## [What to produce]
Examine the data line by line and report how many lines include the word "text", with no additional output.

## [Dataset records]
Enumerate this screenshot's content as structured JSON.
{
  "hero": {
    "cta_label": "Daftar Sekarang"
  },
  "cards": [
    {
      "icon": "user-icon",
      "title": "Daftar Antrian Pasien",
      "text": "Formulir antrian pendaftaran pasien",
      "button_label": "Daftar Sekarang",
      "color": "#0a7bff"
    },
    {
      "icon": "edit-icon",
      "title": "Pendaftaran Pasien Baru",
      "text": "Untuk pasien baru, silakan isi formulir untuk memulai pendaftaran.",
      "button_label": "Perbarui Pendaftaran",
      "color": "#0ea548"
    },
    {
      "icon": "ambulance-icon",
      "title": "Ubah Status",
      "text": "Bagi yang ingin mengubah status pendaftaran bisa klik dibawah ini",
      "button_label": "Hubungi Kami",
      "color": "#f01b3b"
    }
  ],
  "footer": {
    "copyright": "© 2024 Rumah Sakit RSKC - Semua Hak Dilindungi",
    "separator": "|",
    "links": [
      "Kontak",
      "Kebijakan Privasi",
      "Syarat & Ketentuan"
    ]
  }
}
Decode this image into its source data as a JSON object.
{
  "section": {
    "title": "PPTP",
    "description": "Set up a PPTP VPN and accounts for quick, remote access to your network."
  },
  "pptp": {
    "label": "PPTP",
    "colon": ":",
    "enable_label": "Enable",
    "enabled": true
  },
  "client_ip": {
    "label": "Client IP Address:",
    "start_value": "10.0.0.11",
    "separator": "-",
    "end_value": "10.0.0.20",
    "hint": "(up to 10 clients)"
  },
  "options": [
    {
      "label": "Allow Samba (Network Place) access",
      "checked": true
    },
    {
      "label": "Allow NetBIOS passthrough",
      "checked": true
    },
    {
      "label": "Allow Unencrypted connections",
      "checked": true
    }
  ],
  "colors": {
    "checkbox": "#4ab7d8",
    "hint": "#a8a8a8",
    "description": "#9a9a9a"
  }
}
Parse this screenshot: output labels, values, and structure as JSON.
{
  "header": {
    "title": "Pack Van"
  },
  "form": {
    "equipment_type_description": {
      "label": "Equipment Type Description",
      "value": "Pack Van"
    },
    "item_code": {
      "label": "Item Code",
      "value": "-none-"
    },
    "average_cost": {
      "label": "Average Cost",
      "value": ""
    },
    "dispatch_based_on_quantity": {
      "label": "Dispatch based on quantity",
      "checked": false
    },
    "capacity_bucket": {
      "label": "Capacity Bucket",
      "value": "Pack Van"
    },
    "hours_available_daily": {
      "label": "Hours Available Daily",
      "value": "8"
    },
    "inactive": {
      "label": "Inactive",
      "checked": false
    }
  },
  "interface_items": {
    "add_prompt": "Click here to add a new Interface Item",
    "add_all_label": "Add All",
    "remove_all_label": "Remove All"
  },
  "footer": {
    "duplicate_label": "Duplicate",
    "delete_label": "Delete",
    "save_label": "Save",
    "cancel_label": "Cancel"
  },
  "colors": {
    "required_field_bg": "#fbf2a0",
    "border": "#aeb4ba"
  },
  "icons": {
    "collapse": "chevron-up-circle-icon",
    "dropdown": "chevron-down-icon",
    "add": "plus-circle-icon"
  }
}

## [Answer to this problem]
3